The Law governs what repairs a landlord should be responsible for. In terms of the Landlord and Tenant Act, the Landlord has a legal duty to:
- To keep in repair the structure and exterior of the dwelling-house (including drains, gutters and external pipes),
- to keep in repair and proper working order the installations in the dwelling-house for the supply of water, gas and electricity and for sanitation (including basins, sinks, baths and sanitary conveniences, but not other fixtures, fittings and appliances for making use of the supply of water, gas or electricity), and
- to keep in repair and proper working order the installations in the dwelling-house for space heating and heating water.
Therefore, the landlord has a duty to ensure that all structural parts of the property are in good order and make sure all installations are working. The landlord will have no obligation to repair anything the tenant should remove from the property. It is the landlord’s responsibility to make sure installations that make a home function is working properly, and the structure cannot cause damage to the occupiers of the property. Repairing any defects can mean that sometimes the landlord has to completely renew or replace part of the structure if merely repairing the defect is not going to provide a practicable or lasting remedy for the disrepair.
In summary, the landlord is always responsible for repairs to:
- the property’s structure and exterior
- basins, sinks, baths and other sanitary fittings, including pipes and drains
- heating and hot water
- gas appliances, pipes, flues and ventilation
- electrical wiring
- any damage they cause by attempting repairs
The landlord is also usually responsible for the common areas, for example, staircases in blocks of flats. This is most likely to be classified in the tenancy agreement.
Can I refuse to pay rent if there is mould in the UK?
Disrepair does not automatically remove the right to pay rent. The law does not give the right to the tenant to withhold paying rent until the disrepair is made. Therefore the existence of mould does not mean you can withhold rent. Such a claim will have to be made to the court and an order along those lines. Mould may also exist due to the tenant’s fault; therefore, it is best to acquire a court order before withholding any rentals. You are therefore required to continue paying the rentals. However, if a claim for disrepair has been made, the court may make an order setting this off with any unpaid rent.
What can I do if my landlord refuses to make repairs?
If your landlord refuses to make repairs, you have the option to report him to the Local Authority.
Contact the environmental health department at your local council for help. They must take action if they think the problems could harm you or cause a nuisance to others.
Furthermore, if you believe that your home could be unsafe, contact the housing department at your local council.
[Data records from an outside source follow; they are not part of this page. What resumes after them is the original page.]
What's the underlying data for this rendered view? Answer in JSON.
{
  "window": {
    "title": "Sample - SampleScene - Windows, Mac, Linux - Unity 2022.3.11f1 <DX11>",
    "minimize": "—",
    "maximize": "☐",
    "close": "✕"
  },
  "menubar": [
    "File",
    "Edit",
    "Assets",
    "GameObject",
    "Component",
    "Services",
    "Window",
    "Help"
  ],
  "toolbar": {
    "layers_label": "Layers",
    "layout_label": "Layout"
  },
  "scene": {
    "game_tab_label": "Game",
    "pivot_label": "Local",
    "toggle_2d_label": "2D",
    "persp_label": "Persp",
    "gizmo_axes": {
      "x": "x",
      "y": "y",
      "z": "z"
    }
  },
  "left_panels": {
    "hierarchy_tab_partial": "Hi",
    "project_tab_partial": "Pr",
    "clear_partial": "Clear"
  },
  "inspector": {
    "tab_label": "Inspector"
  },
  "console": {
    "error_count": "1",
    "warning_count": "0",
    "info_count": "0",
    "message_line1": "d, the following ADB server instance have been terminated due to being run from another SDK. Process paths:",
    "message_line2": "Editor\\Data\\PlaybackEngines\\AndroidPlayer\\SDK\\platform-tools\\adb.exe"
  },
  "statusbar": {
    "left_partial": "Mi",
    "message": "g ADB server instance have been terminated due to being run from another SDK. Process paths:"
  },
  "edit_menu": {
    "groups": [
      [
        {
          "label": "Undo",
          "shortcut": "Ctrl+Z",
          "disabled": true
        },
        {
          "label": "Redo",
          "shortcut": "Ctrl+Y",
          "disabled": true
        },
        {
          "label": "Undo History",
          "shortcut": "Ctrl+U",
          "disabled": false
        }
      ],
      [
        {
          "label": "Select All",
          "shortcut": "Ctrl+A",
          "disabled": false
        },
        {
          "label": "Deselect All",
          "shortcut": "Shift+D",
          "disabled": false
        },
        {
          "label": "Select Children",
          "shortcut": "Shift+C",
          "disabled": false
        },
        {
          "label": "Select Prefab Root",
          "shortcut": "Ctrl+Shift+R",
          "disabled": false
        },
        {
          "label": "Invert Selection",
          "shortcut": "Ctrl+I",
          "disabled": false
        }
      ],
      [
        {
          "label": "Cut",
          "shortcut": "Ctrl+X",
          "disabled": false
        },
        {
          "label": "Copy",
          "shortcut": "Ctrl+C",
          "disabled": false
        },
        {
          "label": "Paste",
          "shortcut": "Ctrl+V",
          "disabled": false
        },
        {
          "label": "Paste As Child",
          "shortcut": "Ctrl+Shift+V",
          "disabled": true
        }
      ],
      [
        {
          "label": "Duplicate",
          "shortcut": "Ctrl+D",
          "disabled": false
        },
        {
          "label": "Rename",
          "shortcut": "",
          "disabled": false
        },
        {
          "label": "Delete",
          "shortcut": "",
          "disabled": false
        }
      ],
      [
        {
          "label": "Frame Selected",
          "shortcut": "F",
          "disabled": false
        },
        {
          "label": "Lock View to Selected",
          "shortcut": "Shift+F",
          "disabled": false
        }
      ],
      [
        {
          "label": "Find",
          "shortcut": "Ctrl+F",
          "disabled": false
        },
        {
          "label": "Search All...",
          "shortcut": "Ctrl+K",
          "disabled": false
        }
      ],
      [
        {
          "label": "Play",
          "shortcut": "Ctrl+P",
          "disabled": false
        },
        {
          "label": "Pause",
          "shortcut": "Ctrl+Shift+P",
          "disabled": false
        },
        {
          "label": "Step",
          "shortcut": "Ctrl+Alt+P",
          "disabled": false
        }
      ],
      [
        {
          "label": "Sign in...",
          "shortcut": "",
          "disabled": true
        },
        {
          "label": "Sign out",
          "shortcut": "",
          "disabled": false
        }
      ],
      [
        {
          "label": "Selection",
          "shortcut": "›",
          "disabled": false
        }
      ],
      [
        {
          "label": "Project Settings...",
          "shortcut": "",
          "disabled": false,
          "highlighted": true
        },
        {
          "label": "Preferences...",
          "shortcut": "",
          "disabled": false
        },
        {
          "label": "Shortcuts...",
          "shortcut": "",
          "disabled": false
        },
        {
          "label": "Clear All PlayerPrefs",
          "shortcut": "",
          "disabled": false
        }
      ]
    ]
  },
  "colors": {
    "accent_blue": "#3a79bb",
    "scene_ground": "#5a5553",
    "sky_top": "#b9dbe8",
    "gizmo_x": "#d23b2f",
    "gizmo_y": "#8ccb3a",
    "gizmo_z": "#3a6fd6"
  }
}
They’ll do a Housing Health and Safety Rating System (HHSRS) assessment and must take action if they think your home has serious health and safety hazard.
You may make the repairs and claim reimbursement from the landlord. However, this is common practice but not one of the steps governed or directed by the law. You do not have a legal obligation to make the repairs that are the responsibility of your landlord. To succeed in the claim for reimbursement in this matter, you will have to have written to your landlord advising him of the disrepairs, giving him enough time to rectify the housing disrepairs and that you shall be making the same and claiming reimbursement.
Do landlords have to pay for alternative accommodation?
Suppose the landlord requires the tenants to leave the property to be able to repair the same. In that case, the landlord and the tenant must agree on how long the work will last, the tenant’s right to return, and details of alternative accommodation. A landlord cannot repossess the property to do repairs. The landlord can, however, apply to the court for an order for the tenants to leave the property whilst works are being done; the court’s chances of granting this without alternative accommodation are very slim. Therefore there is an unwritten obligation to provide alternative accommodation for the tenant if the landlord requires the tenant to leave the property to do repairs.